Researchers believe that some digestive disorders happen when the balance of friendly bacteria in the intestines becomes disturbed. This can happen after an infection or after taking antibiotics. Taking probiotics may help.
In 2011, experts at Yale University reviewed the research. They concluded that probiotics are most effective for:
- Treating childhood diarrhea
- Treating ulcerative colitis
- Treating necrotizing enterocolitis, a type of infection and inflammation of the intestines mostly seen in infants
- Preventing antibiotic-associated diarrhea and infectious diarrhea
- Preventing pouchitis, an inflammation of the intestines that can follow intestinal surgery
- Treating and preventing eczema associated with cow’s milk allergy

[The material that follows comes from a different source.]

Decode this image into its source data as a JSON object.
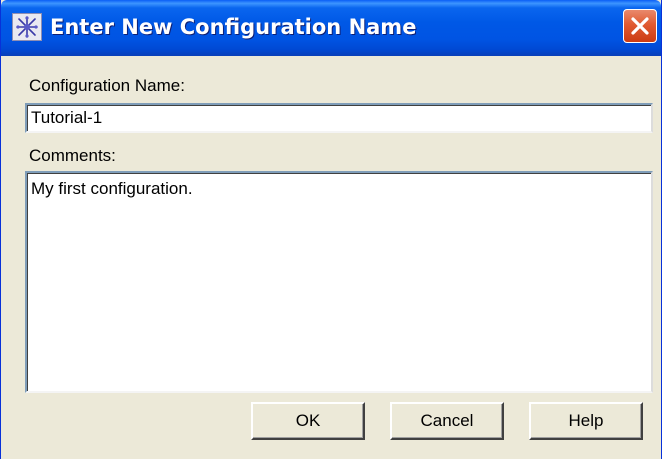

- Helping the immune system
The Yale University panel of experts concluded that probiotics may be helpful in other ways, although the evidence is less convincing. These include:
- Treating symptoms of irritable bowel syndrome

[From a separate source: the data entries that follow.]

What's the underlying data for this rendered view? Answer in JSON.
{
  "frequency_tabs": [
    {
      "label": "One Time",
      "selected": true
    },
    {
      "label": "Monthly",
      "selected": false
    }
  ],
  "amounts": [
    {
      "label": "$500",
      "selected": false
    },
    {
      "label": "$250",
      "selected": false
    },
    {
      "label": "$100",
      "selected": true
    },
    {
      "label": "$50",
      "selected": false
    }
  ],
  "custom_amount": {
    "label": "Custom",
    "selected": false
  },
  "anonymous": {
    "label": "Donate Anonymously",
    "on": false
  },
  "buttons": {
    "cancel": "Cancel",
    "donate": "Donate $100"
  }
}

- Treating vaginitis
- Treating diarrhea caused by C. difficile bacteria
- Treating Crohn's disease
Probiotics may also be useful in unexpected ways. A study published in 2010 suggests that probiotics may lower the risk of common childhood illnesses such as ear infections, strep throat, and colds.